§ **Your goal**:
Return the data below exactly, please, but drop the pictures.

§ **Input records**:
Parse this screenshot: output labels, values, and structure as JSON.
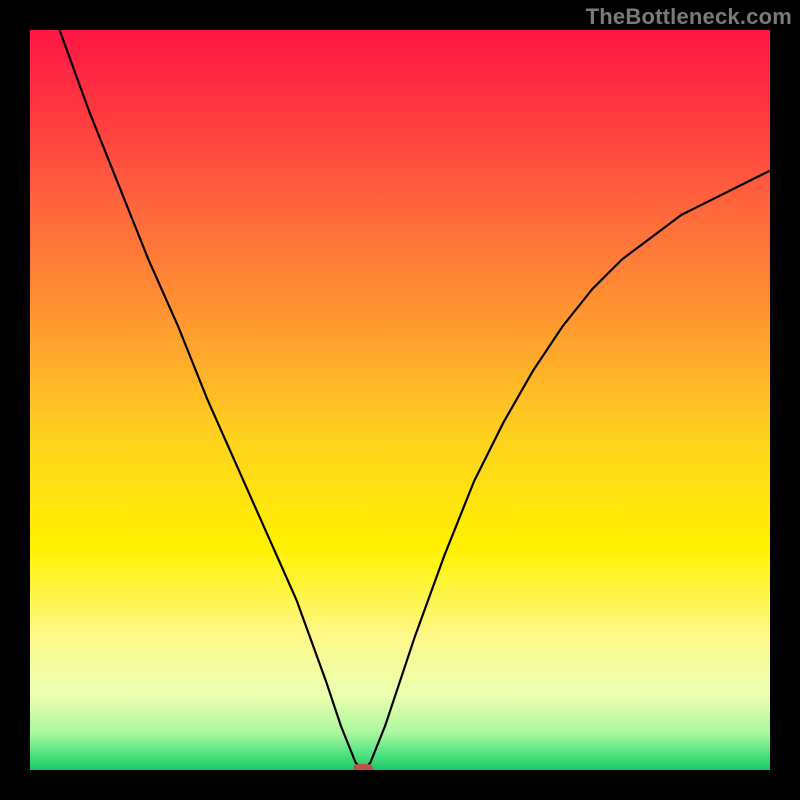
{
  "watermark": "TheBottleneck.com",
  "chart_data": {
    "type": "line",
    "title": "",
    "xlabel": "",
    "ylabel": "",
    "xlim": [
      0,
      100
    ],
    "ylim": [
      0,
      100
    ],
    "grid": false,
    "legend": false,
    "gradient_background": {
      "stops": [
        {
          "pct": 0,
          "color": "#ff1744"
        },
        {
          "pct": 12,
          "color": "#ff3b3f"
        },
        {
          "pct": 25,
          "color": "#ff6a3c"
        },
        {
          "pct": 40,
          "color": "#ff9b2f"
        },
        {
          "pct": 55,
          "color": "#ffd21f"
        },
        {
          "pct": 70,
          "color": "#fff200"
        },
        {
          "pct": 82,
          "color": "#fff88a"
        },
        {
          "pct": 90,
          "color": "#eaffb0"
        },
        {
          "pct": 95,
          "color": "#a9f7a0"
        },
        {
          "pct": 98,
          "color": "#4de27e"
        },
        {
          "pct": 100,
          "color": "#18c868"
        }
      ]
    },
    "series": [
      {
        "name": "bottleneck-curve",
        "color": "#000000",
        "x": [
          4,
          8,
          12,
          16,
          20,
          24,
          28,
          32,
          36,
          40,
          42,
          44,
          45,
          46,
          48,
          52,
          56,
          60,
          64,
          68,
          72,
          76,
          80,
          84,
          88,
          92,
          96,
          100
        ],
        "values": [
          100,
          89,
          79,
          69,
          60,
          50,
          41,
          32,
          23,
          12,
          6,
          1,
          0,
          1,
          6,
          18,
          29,
          39,
          47,
          54,
          60,
          65,
          69,
          72,
          75,
          77,
          79,
          81
        ]
      }
    ],
    "marker": {
      "x": 45,
      "y": 0,
      "color": "#c0504d"
    }
  }
}
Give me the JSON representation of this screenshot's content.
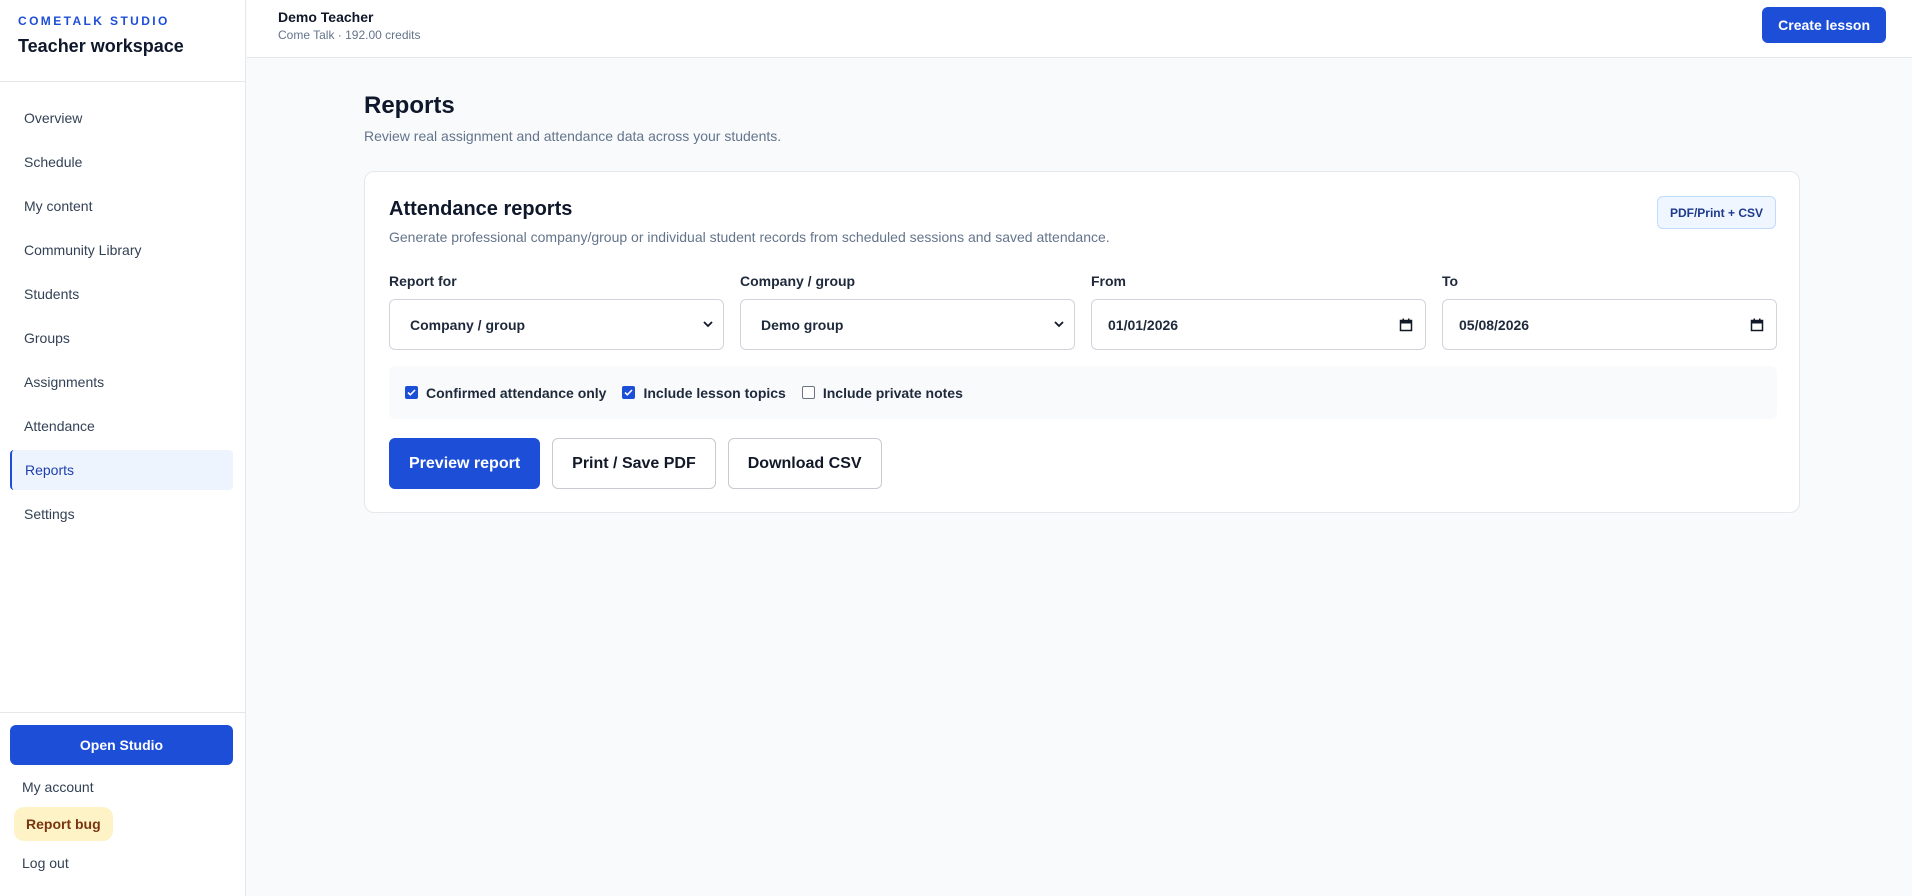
{
  "sidebar": {
    "brand_kicker": "COMETALK STUDIO",
    "brand_title": "Teacher workspace",
    "items": [
      {
        "label": "Overview",
        "active": false
      },
      {
        "label": "Schedule",
        "active": false
      },
      {
        "label": "My content",
        "active": false
      },
      {
        "label": "Community Library",
        "active": false
      },
      {
        "label": "Students",
        "active": false
      },
      {
        "label": "Groups",
        "active": false
      },
      {
        "label": "Assignments",
        "active": false
      },
      {
        "label": "Attendance",
        "active": false
      },
      {
        "label": "Reports",
        "active": true
      },
      {
        "label": "Settings",
        "active": false
      }
    ],
    "open_studio": "Open Studio",
    "my_account": "My account",
    "report_bug": "Report bug",
    "log_out": "Log out"
  },
  "topbar": {
    "user_name": "Demo Teacher",
    "user_meta": "Come Talk · 192.00 credits",
    "create_lesson": "Create lesson"
  },
  "page": {
    "title": "Reports",
    "subtitle": "Review real assignment and attendance data across your students."
  },
  "card": {
    "title": "Attendance reports",
    "subtitle": "Generate professional company/group or individual student records from scheduled sessions and saved attendance.",
    "badge": "PDF/Print + CSV",
    "fields": {
      "report_for": {
        "label": "Report for",
        "value": "Company / group"
      },
      "company_group": {
        "label": "Company / group",
        "value": "Demo group"
      },
      "from": {
        "label": "From",
        "value": "01/01/2026"
      },
      "to": {
        "label": "To",
        "value": "05/08/2026"
      }
    },
    "options": [
      {
        "label": "Confirmed attendance only",
        "checked": true
      },
      {
        "label": "Include lesson topics",
        "checked": true
      },
      {
        "label": "Include private notes",
        "checked": false
      }
    ],
    "actions": {
      "preview": "Preview report",
      "print": "Print / Save PDF",
      "csv": "Download CSV"
    }
  },
  "colors": {
    "accent": "#1d4ed8",
    "background": "#f8fafc",
    "active_nav_bg": "#eef4fe",
    "bug_bg": "#fef3c7"
  }
}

§ **Solution to this exercise**:
Parse this screenshot: output labels, values, and structure as JSON.
{
  "watermark": "TheBottleneck.com",
  "chart_data": {
    "type": "line",
    "title": "",
    "xlabel": "",
    "ylabel": "",
    "xlim": [
      0,
      100
    ],
    "ylim": [
      0,
      100
    ],
    "grid": false,
    "legend": false,
    "gradient_background": {
      "stops": [
        {
          "pct": 0,
          "color": "#ff1744"
        },
        {
          "pct": 12,
          "color": "#ff3b3f"
        },
        {
          "pct": 25,
          "color": "#ff6a3c"
        },
        {
          "pct": 40,
          "color": "#ff9b2f"
        },
        {
          "pct": 55,
          "color": "#ffd21f"
        },
        {
          "pct": 70,
          "color": "#fff200"
        },
        {
          "pct": 82,
          "color": "#fff88a"
        },
        {
          "pct": 90,
          "color": "#eaffb0"
        },
        {
          "pct": 95,
          "color": "#a9f7a0"
        },
        {
          "pct": 98,
          "color": "#4de27e"
        },
        {
          "pct": 100,
          "color": "#18c868"
        }
      ]
    },
    "series": [
      {
        "name": "bottleneck-curve",
        "color": "#000000",
        "x": [
          4,
          8,
          12,
          16,
          20,
          24,
          28,
          32,
          36,
          40,
          42,
          44,
          45,
          46,
          48,
          52,
          56,
          60,
          64,
          68,
          72,
          76,
          80,
          84,
          88,
          92,
          96,
          100
        ],
        "values": [
          100,
          89,
          79,
          69,
          60,
          50,
          41,
          32,
          23,
          12,
          6,
          1,
          0,
          1,
          6,
          18,
          29,
          39,
          47,
          54,
          60,
          65,
          69,
          72,
          75,
          77,
          79,
          81
        ]
      }
    ],
    "marker": {
      "x": 45,
      "y": 0,
      "color": "#c0504d"
    }
  }
}
Give me the JSON representation of this screenshot's content.
{
  "sidebar": {
    "brand_kicker": "COMETALK STUDIO",
    "brand_title": "Teacher workspace",
    "items": [
      {
        "label": "Overview",
        "active": false
      },
      {
        "label": "Schedule",
        "active": false
      },
      {
        "label": "My content",
        "active": false
      },
      {
        "label": "Community Library",
        "active": false
      },
      {
        "label": "Students",
        "active": false
      },
      {
        "label": "Groups",
        "active": false
      },
      {
        "label": "Assignments",
        "active": false
      },
      {
        "label": "Attendance",
        "active": false
      },
      {
        "label": "Reports",
        "active": true
      },
      {
        "label": "Settings",
        "active": false
      }
    ],
    "open_studio": "Open Studio",
    "my_account": "My account",
    "report_bug": "Report bug",
    "log_out": "Log out"
  },
  "topbar": {
    "user_name": "Demo Teacher",
    "user_meta": "Come Talk · 192.00 credits",
    "create_lesson": "Create lesson"
  },
  "page": {
    "title": "Reports",
    "subtitle": "Review real assignment and attendance data across your students."
  },
  "card": {
    "title": "Attendance reports",
    "subtitle": "Generate professional company/group or individual student records from scheduled sessions and saved attendance.",
    "badge": "PDF/Print + CSV",
    "fields": {
      "report_for": {
        "label": "Report for",
        "value": "Company / group"
      },
      "company_group": {
        "label": "Company / group",
        "value": "Demo group"
      },
      "from": {
        "label": "From",
        "value": "01/01/2026"
      },
      "to": {
        "label": "To",
        "value": "05/08/2026"
      }
    },
    "options": [
      {
        "label": "Confirmed attendance only",
        "checked": true
      },
      {
        "label": "Include lesson topics",
        "checked": true
      },
      {
        "label": "Include private notes",
        "checked": false
      }
    ],
    "actions": {
      "preview": "Preview report",
      "print": "Print / Save PDF",
      "csv": "Download CSV"
    }
  },
  "colors": {
    "accent": "#1d4ed8",
    "background": "#f8fafc",
    "active_nav_bg": "#eef4fe",
    "bug_bg": "#fef3c7"
  }
}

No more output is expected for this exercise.